Song of the Day- Guilty by Nero.
(Photo Credit: stewickie available under a Creative Commons Attribution Non-Commercial License.)
Taking a look at the challenges that present themselves for those with Bipolar Disorder whilst at work, I’ve split my ideas into two posts: part one, below, looks at challenges involving relationships and social functioning. Part two will be posted in the near future and will cover more skill-based challenges.
Part 1: Working Relationships
Working in the “real world” with Bipolar has to be one of the hardest things I’ve ever done. Luckily things have become easier over the last ten years- I’ve learnt so much about living with the disorder, when to push myself and when to accept my limitations. One of the hardest things, I’ve always found, is getting along with others at work when symptomatic.
Interpersonal sensitivity and irritability, both present in Bipolar Disorder and Borderline Personality Disorder, can be a nightmare when trying to maintain healthy working relationships. When irritable it is so easy to snap at colleagues or end up arguing. Obviously combined with the sensitivity- when it is very easy to take offense and tend towards paranoia- the more likely you are to cause friction with those who are around you everyday. I’m open with my colleagues about my condition and luckily they are fine with it, so if I’m having a bad day I’ll tell them and maybe have a bit of a chat about it. That way they know why I’m a bit off my game, and don’t take it personally if I’m grumpy with them (well hopefully)! If I know I’ve been more sensitive and moody lately, then I will usually withdraw a bit socially anyway- this isn’t always a good thing in everyday life, but at work I think it really helps if depressed or irritable.

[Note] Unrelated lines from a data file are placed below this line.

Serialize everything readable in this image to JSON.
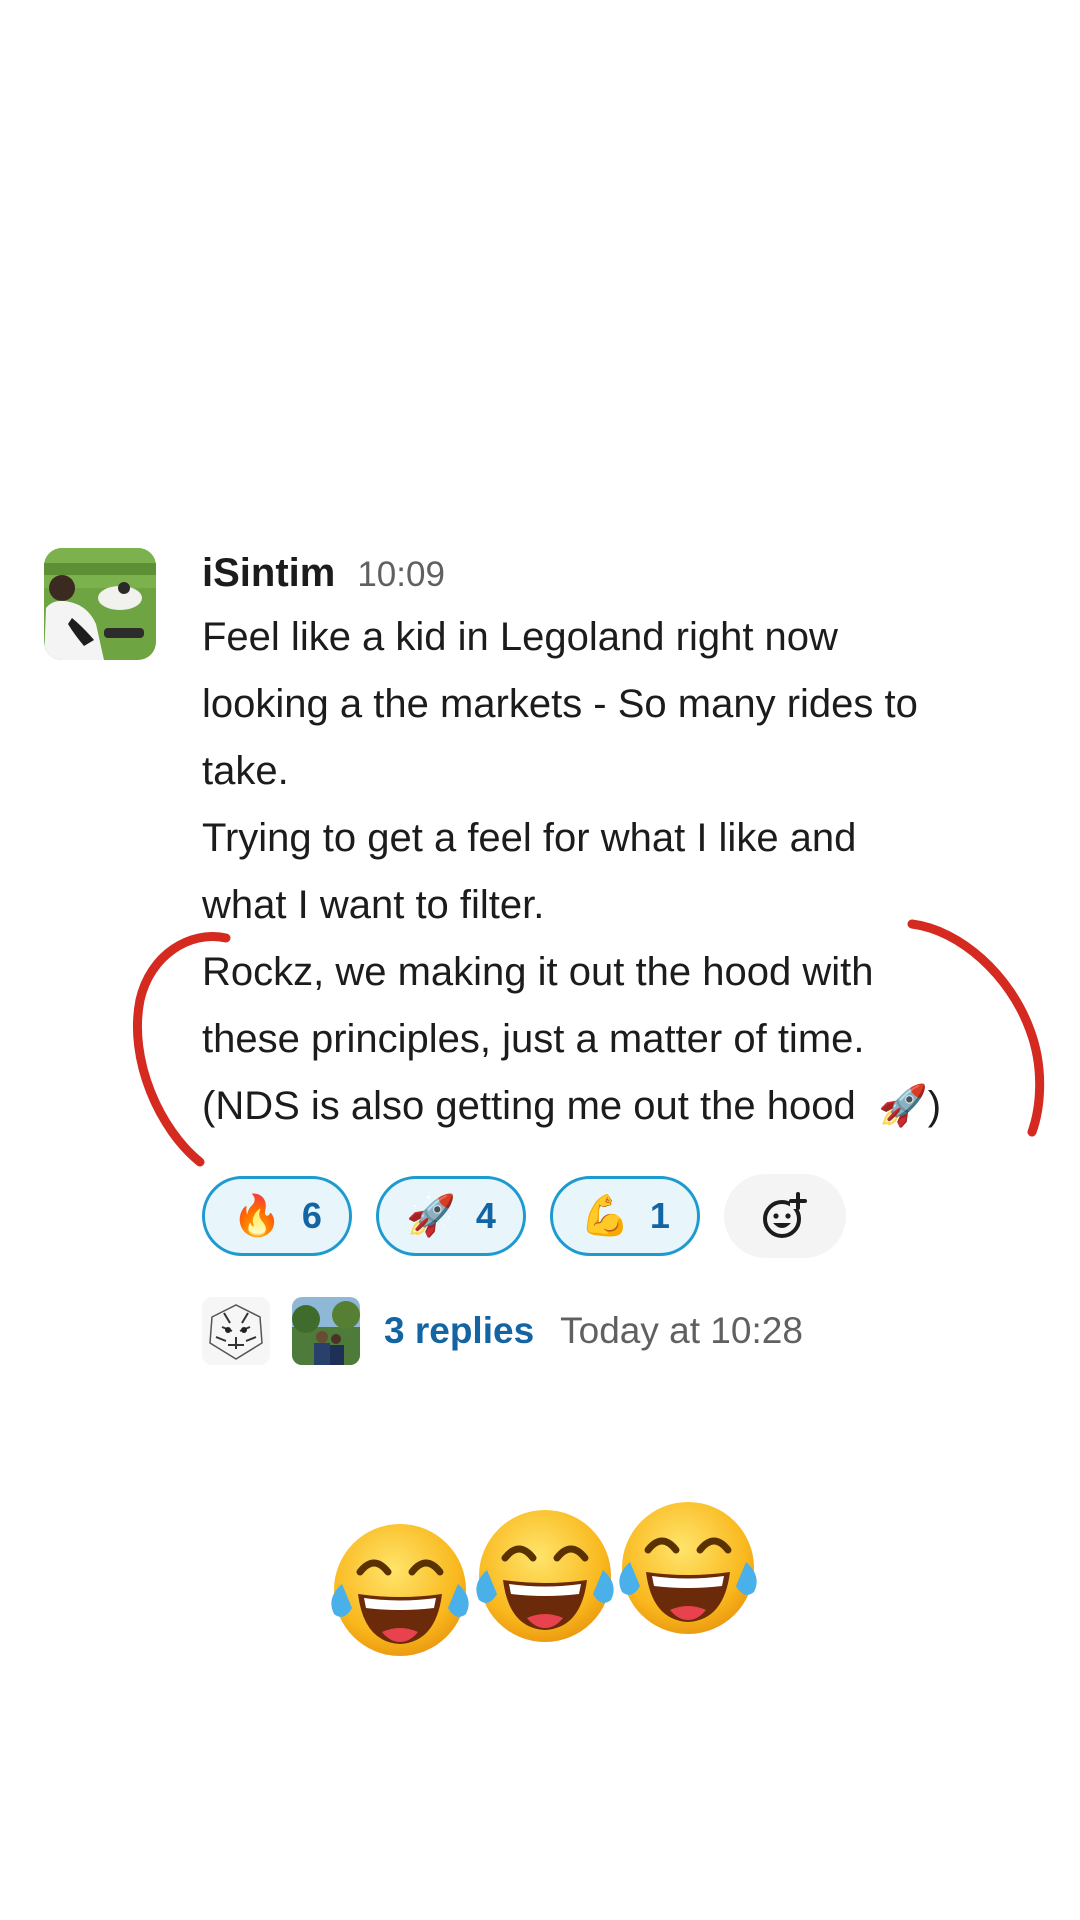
{
  "message": {
    "username": "iSintim",
    "time": "10:09",
    "lines": [
      "Feel like a kid in Legoland right now",
      "looking a the markets - So many rides to",
      "take.",
      "Trying to get a feel for what I like and",
      "what I want to filter.",
      "Rockz, we making it out the hood with",
      "these principles, just a matter of time.",
      "(NDS is also getting me out the hood"
    ],
    "last_line_suffix": ")",
    "last_line_emoji": "🚀"
  },
  "reactions": [
    {
      "emoji": "🔥",
      "icon": "fire-icon",
      "count": "6"
    },
    {
      "emoji": "🚀",
      "icon": "rocket-icon",
      "count": "4"
    },
    {
      "emoji": "💪",
      "icon": "flexed-biceps-icon",
      "count": "1"
    }
  ],
  "add_reaction_icon": "add-emoji-icon",
  "thread": {
    "replies_label": "3 replies",
    "last_reply": "Today at 10:28"
  },
  "decorations": {
    "laugh_emoji_count": 3,
    "laugh_icon": "face-with-tears-of-joy-icon",
    "annotation_color": "#d42a20"
  },
  "colors": {
    "link": "#1264a3",
    "reaction_border": "#1d9bd1",
    "reaction_bg": "#e8f5fa",
    "muted_text": "#616061"
  }
}
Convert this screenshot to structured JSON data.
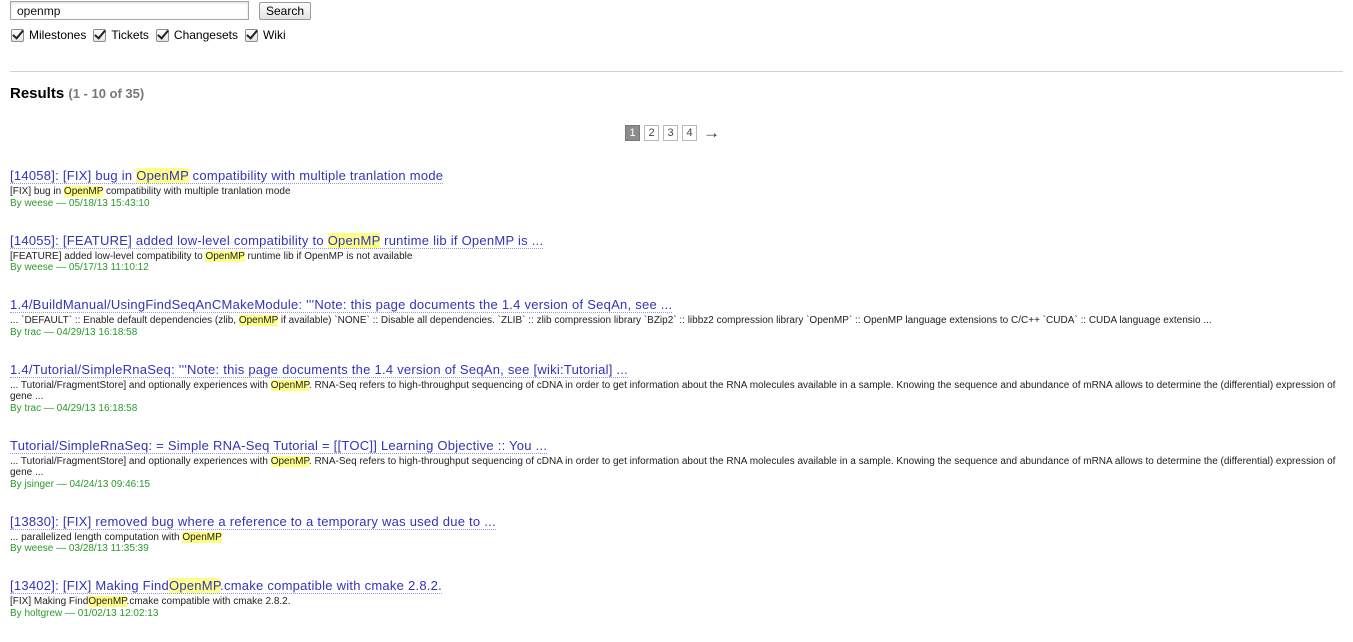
{
  "search": {
    "query": "openmp",
    "button_label": "Search"
  },
  "filters": [
    {
      "label": "Milestones",
      "checked": true
    },
    {
      "label": "Tickets",
      "checked": true
    },
    {
      "label": "Changesets",
      "checked": true
    },
    {
      "label": "Wiki",
      "checked": true
    }
  ],
  "results_heading": {
    "title": "Results",
    "range": "(1 - 10 of 35)"
  },
  "paging": {
    "pages": [
      "1",
      "2",
      "3",
      "4"
    ],
    "current": "1",
    "next_symbol": "→"
  },
  "colors": {
    "link": "#3333bb",
    "meta": "#2a9a2a",
    "highlight": "#ffff88"
  },
  "results": [
    {
      "title": [
        "[14058]: [FIX] bug in ",
        "OpenMP",
        " compatibility with multiple tranlation mode"
      ],
      "excerpt": [
        "[FIX] bug in ",
        "OpenMP",
        " compatibility with multiple tranlation mode"
      ],
      "meta": "By weese — 05/18/13 15:43:10"
    },
    {
      "title": [
        "[14055]: [FEATURE] added low-level compatibility to ",
        "OpenMP",
        " runtime lib if OpenMP is ..."
      ],
      "excerpt": [
        "[FEATURE] added low-level compatibility to ",
        "OpenMP",
        " runtime lib if OpenMP is not available"
      ],
      "meta": "By weese — 05/17/13 11:10:12"
    },
    {
      "title": [
        "1.4/BuildManual/UsingFindSeqAnCMakeModule: '''Note: this page documents the 1.4 version of SeqAn, see ..."
      ],
      "excerpt": [
        "... `DEFAULT` :: Enable default dependencies (zlib, ",
        "OpenMP",
        " if available) `NONE` :: Disable all dependencies. `ZLIB` :: zlib compression library `BZip2` :: libbz2 compression library `OpenMP` :: OpenMP language extensions to C/C++ `CUDA` :: CUDA language extensio ..."
      ],
      "meta": "By trac — 04/29/13 16:18:58"
    },
    {
      "title": [
        "1.4/Tutorial/SimpleRnaSeq: '''Note: this page documents the 1.4 version of SeqAn, see [wiki:Tutorial] ..."
      ],
      "excerpt": [
        "... Tutorial/FragmentStore] and optionally experiences with ",
        "OpenMP",
        ". RNA-Seq refers to high-throughput sequencing of cDNA in order to get information about the RNA molecules available in a sample. Knowing the sequence and abundance of mRNA allows to determine the (differential) expression of gene ..."
      ],
      "meta": "By trac — 04/29/13 16:18:58"
    },
    {
      "title": [
        "Tutorial/SimpleRnaSeq: = Simple RNA-Seq Tutorial = [[TOC]] Learning Objective :: You ..."
      ],
      "excerpt": [
        "... Tutorial/FragmentStore] and optionally experiences with ",
        "OpenMP",
        ". RNA-Seq refers to high-throughput sequencing of cDNA in order to get information about the RNA molecules available in a sample. Knowing the sequence and abundance of mRNA allows to determine the (differential) expression of gene ..."
      ],
      "meta": "By jsinger — 04/24/13 09:46:15"
    },
    {
      "title": [
        "[13830]: [FIX] removed bug where a reference to a temporary was used due to ..."
      ],
      "excerpt": [
        "... parallelized length computation with ",
        "OpenMP",
        ""
      ],
      "meta": "By weese — 03/28/13 11:35:39"
    },
    {
      "title": [
        "[13402]: [FIX] Making Find",
        "OpenMP",
        ".cmake compatible with cmake 2.8.2."
      ],
      "excerpt": [
        "[FIX] Making Find",
        "OpenMP",
        ".cmake compatible with cmake 2.8.2."
      ],
      "meta": "By holtgrew — 01/02/13 12:02:13"
    }
  ]
}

Dealing with authority figures I find either very intimidating when depressed or, when hypomanic, I tend to think I know better than them and have ended up arguing- one argument leading to a job loss. Never underestimate the power of even mild hypomania to get you into trouble! Because I’m fairly well-educated and bright, and work beneath my capability level, I always feel I can do things so much more quickly and efficiently than them! That sounds so conceited and up-myself, but it’s the truth! Hypomania has a nasty habit of distorting perception of the self in a positive light, just as depression does in a negative light! I don’t feel so great about myself at all when my mood is “normal”, I’m much more laid back and certainly don’t think myself better than others. When I’m depressed, others seem way better than me! Anyway, I’m starting anger management classes in September- so hopefully that’ll sort out my lack of temper control!
Other people’s bad moods affect me enormously too, so when a colleague is stressed I stay out of their way as much as possible. I think this is a sensitivity thing- where I seem to soak up other peoples’ moods and take on their feelings as if they were my own. This is when some of that Cognitive Behavioural Therapy (CBT) comes in handy: if “Phyllis’ has blanked me in the corridor I have to remember to tell myself that “she’s probably having a bad day” not that “she must hate me”! When colleagues are stressed it’s very difficult to not take moody comments personally- I always feel so personally responsible for everybody else’s happiness! There you go- another CBT fixer-upper: “I am responsible for my own wellbeing only”. Gotta love that CBT!
I’m sure there’s loads more to cover on this topic, but I think I’m done for today- just bought an iMac so we’re going to go and have a play- woohoo! Look out for Part 2 which will include ideas on basic skill issues, such as concentration problems.